There are two ways of looking at the innocent ignorance of this man… Is it great that he is so removed from the world that he doesn’t see anything outside his little existence; in turn he is not influenced by Canada? Or is he a perfect example of why we are being stepped on by Canada each any every day, because there is another 200,000 Newfoundlander’s like him who have the power to vote, the power to make a change, the power to become a strong voice, but don’t know any better?

Soup said...

I'm guessing the writer of this piece is over 40 and probably over 50. The Fighting Newfoundland sprit is not dead, not at all. It may have skipped a generation for sure, probably as result of the mass exodus in the 1980’s, but that sprit is alive and well among in the youth of this province.

The growth of nationalist sentiment in the younger generations in recent years has been remarkable. This can clearly been noticed in the attitudes and dispositions of us 20something’s that have managed to stay here and make a decent living for ourselves.

I admit that my beliefs on this topic are based on my subjective experiences, and anecdotal evidence; but that doesn’t mean I’m wrong. I think such a survey/study would make an excellent project for some economics student at MUN.

The fact the republic symbols have made and are making such a deep penetration in to the youth culture of this province has to have been visible to anyone living here in the past 5 years. While some may view the equating t-shirt sales with nationalism as childish or simple, name a major social movement in that existed or succeeded without symbols? Now that our national symbols have retuned albeit on t-shirts and flags, and in a decent newspaper perhaps we may rally around them who knows, or maybe we are destined to be Canada’s door mat for the next 100 years…who knows.

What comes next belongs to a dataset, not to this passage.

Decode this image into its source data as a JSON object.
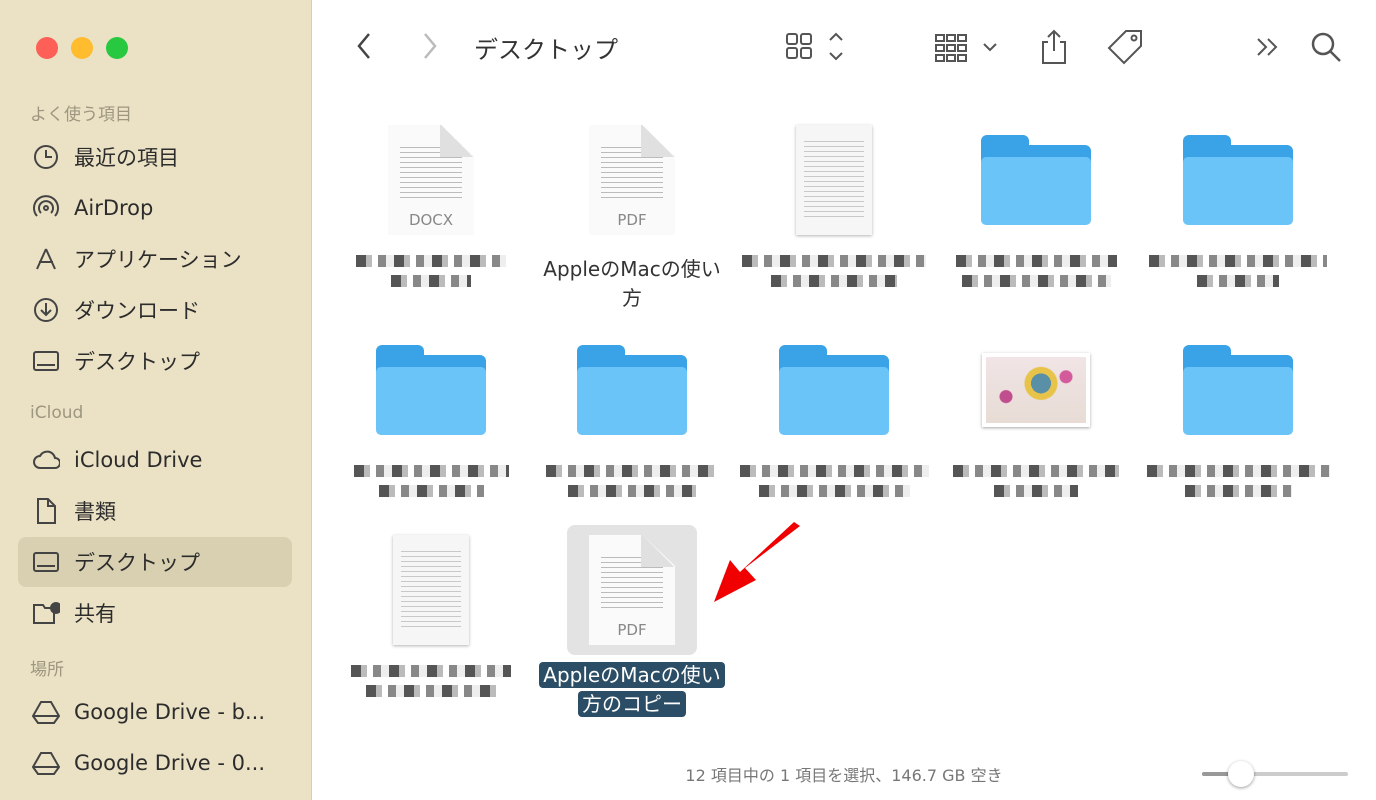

NL-ExPatriate said...

Cultural Genocide!

Help stop it sign the fairdealfor harbourbreton petition.

Show your solidarity for the food fishery protesters by eating the illegaly caught fish at your town community hall, wharf or neighbor's. Your donations for such a wonderful feast could go towards the legal fight to stop this cultural genocide by Canada's Mismanagement of our resources on our behalf.

Calls into question the terms of union.
Canada's efforts to lobby the United Nations on our behalf to gain total control of the fish's breeding and migration grounds by not demanding control of or enforcing our rightful ownership stewardship of the nose, tail and flemmish cap.

http://www.fairdealforharbourbreton.com/Petitionlist.asp?start=121

Good stuff! spread the word!

Fight for your right to (party) have a fishery!

Patriot said...

Great comments folks, I can't say I fully disagree with anything noted in your responses. In fact, some (especially from Anonymous) were quite eloquent.

I would like to make a small clarification to SOUP. I understand your comments about the new generation and I applaud them for the stand they take. My article although meant to drive home the apathy and feeling of acceptance permeating our society, was never the less somewhat tongue in cheek.

Indeed we are far too quiet and indeed we must ever be vigilent in ensuring that our youth do not forget their heritage. The key point of the article however was intended to illustrate the way the feds have tried to silence us, not necessarily the result itself.

Keep all the great comments coming. They keep me going and make me think as well.

Cheers.